A divided Plymouth-Canton Board of Education voted 4-3 on May 22 to urge Wayne RESA, the intermediate school district, to place a millage on the Nov. 6 ballot.
The millage, which would levy 2.2 mills over five years, would make up a $5 million deficit in the Plymouth-Canton budget, as well as help the 34 member schools under Wayne RESA.
Plymouth-Canton would receive about $7.19 million over the course of the millage's five years, if approved, but would raise about $10.52 million from district taxpayers. The rest, Superintendent Jeremy Hughes said, would benefit the county's other schools. The percentage of distribution, Hughes said, is based on per-pupil distribution.
Board members Mike Maloney, Mark Horvath and Judy Mardigian voted against the recommendation.
"I think this is the worst kind of tax," Maloney said. "It's a bad deal for us, with one-third of the money going to other people."
Sheila Paton, John Barrett, Arienne Davis and Barry Simescu supported the measure.
Paton said the millage could spare some district programs and prevent further cuts with the added revenue.
"I think I was pretty clear in our budget meeting, we need to give our taxpayers an opportunity to vote on this," Paton said. "I think we need to let people weigh in. This is our opportunity to maybe not have to cut some things."
In order to appear on the ballot, Wayne RESA will need the support of 51 percent of its member schools.
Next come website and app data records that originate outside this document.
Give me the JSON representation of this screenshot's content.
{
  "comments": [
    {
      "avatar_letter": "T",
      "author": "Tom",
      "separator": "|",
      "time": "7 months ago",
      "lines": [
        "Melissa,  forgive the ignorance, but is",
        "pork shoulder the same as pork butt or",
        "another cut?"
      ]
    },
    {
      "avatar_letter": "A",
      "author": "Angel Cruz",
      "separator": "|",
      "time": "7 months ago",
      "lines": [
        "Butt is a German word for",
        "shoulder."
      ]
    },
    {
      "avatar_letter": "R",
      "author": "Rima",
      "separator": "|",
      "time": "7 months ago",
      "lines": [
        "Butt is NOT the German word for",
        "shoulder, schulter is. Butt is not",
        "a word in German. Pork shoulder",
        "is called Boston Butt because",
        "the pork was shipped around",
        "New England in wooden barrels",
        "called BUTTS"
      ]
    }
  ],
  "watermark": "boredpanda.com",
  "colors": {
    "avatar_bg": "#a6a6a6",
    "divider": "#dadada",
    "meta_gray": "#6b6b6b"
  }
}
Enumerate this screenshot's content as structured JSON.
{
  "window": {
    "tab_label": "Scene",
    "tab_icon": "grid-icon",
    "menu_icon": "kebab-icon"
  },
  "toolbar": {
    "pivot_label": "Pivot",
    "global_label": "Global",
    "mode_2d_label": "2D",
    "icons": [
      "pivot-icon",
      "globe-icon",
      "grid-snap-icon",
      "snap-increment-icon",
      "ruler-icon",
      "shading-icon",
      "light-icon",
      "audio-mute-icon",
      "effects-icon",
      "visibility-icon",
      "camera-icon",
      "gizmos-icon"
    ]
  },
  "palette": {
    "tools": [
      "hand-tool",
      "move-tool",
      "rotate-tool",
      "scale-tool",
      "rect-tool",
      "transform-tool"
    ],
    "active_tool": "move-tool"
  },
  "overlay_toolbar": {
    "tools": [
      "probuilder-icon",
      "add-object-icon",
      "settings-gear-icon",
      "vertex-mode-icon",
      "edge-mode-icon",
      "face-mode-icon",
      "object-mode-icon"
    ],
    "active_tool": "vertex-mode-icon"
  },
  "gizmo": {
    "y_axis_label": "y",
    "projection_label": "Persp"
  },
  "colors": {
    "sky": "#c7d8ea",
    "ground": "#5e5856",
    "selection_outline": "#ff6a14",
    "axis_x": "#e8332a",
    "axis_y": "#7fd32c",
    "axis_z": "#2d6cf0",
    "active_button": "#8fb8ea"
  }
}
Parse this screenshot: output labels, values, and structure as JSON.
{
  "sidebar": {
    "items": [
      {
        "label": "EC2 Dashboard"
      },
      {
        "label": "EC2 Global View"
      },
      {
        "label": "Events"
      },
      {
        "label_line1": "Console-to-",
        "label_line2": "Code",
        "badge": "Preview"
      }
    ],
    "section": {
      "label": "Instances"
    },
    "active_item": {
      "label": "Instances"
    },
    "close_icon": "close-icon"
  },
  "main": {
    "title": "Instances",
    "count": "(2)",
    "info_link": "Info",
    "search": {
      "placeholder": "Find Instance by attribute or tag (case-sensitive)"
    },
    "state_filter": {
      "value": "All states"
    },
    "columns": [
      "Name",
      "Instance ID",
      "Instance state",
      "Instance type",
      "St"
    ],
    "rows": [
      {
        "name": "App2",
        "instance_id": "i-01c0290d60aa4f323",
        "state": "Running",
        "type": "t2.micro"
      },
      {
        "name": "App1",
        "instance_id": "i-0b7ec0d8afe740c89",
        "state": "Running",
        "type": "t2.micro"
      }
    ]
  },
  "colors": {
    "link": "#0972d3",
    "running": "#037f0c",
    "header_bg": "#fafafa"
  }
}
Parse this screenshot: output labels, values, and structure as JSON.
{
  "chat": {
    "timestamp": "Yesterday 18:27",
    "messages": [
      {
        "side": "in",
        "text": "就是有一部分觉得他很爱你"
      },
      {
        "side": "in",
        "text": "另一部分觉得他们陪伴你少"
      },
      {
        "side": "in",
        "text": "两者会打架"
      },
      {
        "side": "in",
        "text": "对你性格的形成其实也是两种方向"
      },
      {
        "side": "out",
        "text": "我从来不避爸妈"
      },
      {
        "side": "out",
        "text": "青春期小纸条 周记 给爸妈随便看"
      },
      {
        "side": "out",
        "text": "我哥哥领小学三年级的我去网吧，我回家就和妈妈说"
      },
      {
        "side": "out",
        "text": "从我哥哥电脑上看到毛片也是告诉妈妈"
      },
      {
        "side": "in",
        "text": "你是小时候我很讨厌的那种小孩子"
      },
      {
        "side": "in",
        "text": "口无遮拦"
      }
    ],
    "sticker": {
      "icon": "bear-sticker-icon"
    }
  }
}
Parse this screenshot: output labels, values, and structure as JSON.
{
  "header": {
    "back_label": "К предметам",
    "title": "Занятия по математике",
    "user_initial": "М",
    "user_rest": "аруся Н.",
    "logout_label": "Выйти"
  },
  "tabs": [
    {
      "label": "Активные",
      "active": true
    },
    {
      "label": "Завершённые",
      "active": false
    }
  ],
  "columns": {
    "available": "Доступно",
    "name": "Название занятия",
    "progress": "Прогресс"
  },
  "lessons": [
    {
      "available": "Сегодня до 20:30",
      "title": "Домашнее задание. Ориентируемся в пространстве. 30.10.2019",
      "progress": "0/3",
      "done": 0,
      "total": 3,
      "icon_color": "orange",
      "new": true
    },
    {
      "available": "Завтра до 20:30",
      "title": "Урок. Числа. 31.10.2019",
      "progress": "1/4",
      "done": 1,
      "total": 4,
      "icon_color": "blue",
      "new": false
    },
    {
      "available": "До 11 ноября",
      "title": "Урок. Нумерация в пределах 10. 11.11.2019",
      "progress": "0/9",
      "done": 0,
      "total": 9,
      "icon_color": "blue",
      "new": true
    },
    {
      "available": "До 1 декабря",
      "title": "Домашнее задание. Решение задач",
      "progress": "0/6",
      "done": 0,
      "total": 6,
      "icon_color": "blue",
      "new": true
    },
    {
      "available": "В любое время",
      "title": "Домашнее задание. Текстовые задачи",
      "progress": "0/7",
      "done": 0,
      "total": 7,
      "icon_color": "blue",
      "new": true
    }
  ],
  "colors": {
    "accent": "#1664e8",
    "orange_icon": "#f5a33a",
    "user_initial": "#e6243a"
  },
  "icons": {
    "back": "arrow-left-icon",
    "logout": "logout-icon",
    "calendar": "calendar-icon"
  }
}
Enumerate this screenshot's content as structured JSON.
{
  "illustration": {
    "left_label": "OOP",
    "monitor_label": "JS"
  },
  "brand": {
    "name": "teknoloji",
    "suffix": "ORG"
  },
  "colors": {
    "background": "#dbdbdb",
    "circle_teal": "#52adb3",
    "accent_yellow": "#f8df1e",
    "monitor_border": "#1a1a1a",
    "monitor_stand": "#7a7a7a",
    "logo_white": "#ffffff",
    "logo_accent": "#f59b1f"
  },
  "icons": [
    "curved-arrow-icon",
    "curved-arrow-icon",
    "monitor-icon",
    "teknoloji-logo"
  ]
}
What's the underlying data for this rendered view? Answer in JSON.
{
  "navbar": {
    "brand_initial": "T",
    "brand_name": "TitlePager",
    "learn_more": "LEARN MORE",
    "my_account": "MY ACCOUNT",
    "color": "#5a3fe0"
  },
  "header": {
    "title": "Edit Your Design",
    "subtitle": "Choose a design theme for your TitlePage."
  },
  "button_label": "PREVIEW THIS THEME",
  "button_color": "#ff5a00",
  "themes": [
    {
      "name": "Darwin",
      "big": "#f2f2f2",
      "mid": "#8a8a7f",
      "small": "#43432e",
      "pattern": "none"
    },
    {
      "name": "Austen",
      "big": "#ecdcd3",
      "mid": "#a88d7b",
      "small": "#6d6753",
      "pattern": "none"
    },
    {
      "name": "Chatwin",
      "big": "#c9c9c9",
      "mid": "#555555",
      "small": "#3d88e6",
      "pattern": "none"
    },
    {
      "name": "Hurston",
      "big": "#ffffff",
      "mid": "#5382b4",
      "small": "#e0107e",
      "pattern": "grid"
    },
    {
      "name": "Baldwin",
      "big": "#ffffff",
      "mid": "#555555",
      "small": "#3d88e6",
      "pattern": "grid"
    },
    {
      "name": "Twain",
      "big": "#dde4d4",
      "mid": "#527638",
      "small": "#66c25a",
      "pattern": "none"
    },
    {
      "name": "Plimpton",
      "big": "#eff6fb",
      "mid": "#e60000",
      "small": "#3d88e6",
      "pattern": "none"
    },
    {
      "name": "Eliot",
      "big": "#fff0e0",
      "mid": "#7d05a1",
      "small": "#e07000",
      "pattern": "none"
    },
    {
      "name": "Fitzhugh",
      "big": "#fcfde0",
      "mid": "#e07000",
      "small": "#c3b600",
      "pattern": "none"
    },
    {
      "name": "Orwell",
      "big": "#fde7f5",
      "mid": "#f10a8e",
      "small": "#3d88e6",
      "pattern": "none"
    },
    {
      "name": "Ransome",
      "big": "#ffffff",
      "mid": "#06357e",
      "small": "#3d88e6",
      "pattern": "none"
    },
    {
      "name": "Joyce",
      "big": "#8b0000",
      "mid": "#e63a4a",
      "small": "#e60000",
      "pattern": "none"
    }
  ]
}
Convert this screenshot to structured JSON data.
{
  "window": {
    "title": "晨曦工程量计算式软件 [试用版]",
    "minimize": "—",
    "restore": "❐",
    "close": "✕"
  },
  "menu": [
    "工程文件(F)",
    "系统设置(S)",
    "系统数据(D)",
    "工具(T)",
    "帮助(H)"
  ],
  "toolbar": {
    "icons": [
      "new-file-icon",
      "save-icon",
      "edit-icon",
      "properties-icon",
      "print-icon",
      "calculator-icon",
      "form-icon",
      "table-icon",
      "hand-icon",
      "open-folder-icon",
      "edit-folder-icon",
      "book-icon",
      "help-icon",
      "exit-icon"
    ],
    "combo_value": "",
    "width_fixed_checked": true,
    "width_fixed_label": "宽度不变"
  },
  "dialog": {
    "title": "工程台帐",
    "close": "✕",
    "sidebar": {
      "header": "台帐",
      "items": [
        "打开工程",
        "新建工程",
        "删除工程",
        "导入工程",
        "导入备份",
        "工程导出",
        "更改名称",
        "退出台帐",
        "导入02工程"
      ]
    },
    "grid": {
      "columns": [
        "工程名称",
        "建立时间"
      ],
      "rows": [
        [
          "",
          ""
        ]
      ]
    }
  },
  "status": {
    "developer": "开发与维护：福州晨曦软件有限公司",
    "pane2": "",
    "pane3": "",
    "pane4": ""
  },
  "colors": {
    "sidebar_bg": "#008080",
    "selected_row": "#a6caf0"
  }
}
It was unclear if Detroit Public Schools would support the measure, so Plymouth-Canton, Dearborn and Livonia would have to show support to achieve the 51 percent figure, Hughes said.
Hughes emphasized an affirmative vote is not supporting the millage, but rather supporting the question appearing on the ballot for voters to decide.
The following chart shows the approximate cost of the millage for a homeowner, based on their home's property value:$40,000 $80 $60,000 $120 $75,000 $150 $100,000 $200 $200,000 $400